The incident proved so significant that Molson Coors sent a filing to the Securities and Exchange Commission alerting investors in the $10 billion company of the breach, writing that they had "experienced a systems outage that was caused by a cybersecurity incident" and were "working around the clock to get its systems back up as quickly as possible." More than just an email hack, Molson Coors continued that the incident "has caused and may continue to cause a delay or disruption to parts of the Company's business, including its brewery operations, production, and shipments."

coors bottling plant
Credit: Hyoung Chang/MediaNews Group/The Denver Post via Getty Images / Contributor/Getty Images

Reached for comment, Adam Collins—chief communications and corporate affairs officer for Molson Coors—stated, "We have engaged a leading forensic IT firm to assist our investigation into the incident and are working around the clock to get our systems back up as quickly as possible.

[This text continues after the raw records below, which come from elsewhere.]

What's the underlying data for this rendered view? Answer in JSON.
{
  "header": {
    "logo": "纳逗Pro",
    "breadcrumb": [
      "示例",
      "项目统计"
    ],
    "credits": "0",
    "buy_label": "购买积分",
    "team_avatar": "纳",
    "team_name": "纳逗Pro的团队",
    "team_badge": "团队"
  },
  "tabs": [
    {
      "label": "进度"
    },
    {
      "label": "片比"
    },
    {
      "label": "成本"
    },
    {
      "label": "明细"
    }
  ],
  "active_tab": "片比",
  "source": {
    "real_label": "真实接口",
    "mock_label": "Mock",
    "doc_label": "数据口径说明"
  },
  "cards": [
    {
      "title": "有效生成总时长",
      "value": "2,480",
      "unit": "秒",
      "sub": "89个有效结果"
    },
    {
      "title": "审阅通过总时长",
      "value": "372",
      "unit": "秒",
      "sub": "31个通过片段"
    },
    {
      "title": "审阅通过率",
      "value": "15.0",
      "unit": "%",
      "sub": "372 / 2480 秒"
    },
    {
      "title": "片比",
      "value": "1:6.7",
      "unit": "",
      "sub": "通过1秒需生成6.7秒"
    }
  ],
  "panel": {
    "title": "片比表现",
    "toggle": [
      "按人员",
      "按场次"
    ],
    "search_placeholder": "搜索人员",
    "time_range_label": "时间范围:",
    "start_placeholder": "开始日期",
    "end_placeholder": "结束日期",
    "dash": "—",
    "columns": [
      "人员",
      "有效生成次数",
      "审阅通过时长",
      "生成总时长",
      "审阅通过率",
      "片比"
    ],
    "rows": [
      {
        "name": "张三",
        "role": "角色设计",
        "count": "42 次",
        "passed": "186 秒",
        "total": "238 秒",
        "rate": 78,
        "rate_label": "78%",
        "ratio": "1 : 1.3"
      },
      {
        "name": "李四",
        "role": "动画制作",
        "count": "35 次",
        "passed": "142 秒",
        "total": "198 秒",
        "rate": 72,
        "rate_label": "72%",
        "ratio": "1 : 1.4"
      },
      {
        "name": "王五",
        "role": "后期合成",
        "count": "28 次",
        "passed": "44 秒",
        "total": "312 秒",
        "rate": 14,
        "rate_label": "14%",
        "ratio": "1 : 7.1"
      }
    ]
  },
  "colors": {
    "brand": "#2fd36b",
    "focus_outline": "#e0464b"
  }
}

We will continue to communicate with our business partners with updates." Molson Coors provided the same statement to CNN yesterday, so it would appear there has been no official update to the situation.

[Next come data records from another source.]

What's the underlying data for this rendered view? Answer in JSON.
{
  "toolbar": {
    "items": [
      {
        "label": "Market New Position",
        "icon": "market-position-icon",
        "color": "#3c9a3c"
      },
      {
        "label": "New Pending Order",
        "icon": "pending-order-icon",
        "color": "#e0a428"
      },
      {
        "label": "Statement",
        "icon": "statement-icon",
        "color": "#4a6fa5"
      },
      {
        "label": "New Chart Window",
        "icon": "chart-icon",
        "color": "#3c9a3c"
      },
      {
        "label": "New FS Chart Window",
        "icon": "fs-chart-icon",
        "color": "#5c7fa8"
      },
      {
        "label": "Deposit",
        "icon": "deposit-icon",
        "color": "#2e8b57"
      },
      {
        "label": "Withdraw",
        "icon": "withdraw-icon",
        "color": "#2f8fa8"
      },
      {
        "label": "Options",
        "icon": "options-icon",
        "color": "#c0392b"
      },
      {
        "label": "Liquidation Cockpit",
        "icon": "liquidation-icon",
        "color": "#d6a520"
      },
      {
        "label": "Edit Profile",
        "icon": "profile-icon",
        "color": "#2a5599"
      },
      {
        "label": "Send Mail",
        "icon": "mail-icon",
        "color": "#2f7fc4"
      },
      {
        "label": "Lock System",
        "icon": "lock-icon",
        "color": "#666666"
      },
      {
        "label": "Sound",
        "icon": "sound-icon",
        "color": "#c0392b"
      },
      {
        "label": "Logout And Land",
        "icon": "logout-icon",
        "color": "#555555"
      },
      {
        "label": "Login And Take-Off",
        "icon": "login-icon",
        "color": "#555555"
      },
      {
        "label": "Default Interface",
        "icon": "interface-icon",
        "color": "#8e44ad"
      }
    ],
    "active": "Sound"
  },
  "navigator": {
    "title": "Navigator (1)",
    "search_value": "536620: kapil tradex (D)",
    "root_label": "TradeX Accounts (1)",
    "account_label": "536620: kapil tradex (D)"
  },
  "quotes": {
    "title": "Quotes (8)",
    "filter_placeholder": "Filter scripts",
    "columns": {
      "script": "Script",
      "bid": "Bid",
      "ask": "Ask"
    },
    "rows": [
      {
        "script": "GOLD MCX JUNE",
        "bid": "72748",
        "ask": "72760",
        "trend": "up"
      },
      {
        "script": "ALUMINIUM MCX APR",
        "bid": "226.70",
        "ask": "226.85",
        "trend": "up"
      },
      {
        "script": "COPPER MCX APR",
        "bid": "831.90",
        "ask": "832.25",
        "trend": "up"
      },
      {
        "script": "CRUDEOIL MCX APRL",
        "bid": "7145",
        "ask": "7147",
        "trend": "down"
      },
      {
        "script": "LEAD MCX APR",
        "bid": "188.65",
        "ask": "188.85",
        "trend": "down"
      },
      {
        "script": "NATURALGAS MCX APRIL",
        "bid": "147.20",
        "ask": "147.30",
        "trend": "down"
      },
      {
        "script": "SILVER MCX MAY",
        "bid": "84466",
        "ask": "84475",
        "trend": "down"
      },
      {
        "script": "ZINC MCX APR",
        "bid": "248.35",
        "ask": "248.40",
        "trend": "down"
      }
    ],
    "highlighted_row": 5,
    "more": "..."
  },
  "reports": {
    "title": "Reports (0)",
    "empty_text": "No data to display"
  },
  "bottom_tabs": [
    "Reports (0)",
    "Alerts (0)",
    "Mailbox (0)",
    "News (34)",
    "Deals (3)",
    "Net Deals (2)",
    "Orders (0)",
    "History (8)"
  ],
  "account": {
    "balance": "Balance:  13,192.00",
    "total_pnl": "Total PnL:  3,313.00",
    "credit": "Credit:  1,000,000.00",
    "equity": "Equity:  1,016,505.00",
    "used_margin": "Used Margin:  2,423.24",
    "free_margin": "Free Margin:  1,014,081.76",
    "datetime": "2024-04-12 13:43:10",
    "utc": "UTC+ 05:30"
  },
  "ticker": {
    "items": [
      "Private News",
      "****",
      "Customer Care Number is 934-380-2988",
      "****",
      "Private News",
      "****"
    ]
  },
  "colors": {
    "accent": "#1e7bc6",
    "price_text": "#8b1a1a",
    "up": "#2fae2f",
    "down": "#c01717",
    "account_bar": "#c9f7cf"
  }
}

Molson Coors' two most obvious brands appear in the brewing giant's name, but the company also produces a laundry list of other products including Arnold Palmer Spiked Half & Half, Blue Moon, Clearly Kombucha, Crispin Cider, Fosters, Hamm's, Keystone, Leinenkugel's, and Miller—just to pull a few from the first half of the alphabet.

Interestingly enough, the world's largest brewer, Anheuser-Busch InBev, announced two years ago that they had launched their own cybersecurity unit specifically to defend themselves against what the company saw as a growing number of digital threats. Meanwhile, the tech site ZDNet points out that Molson Coors is far from the first beverage brand to deal with a cyberattack: Campari was knocked offline with a ransomware attack this past November, and Arizona Beverages dealt with a similar issue back in 2019.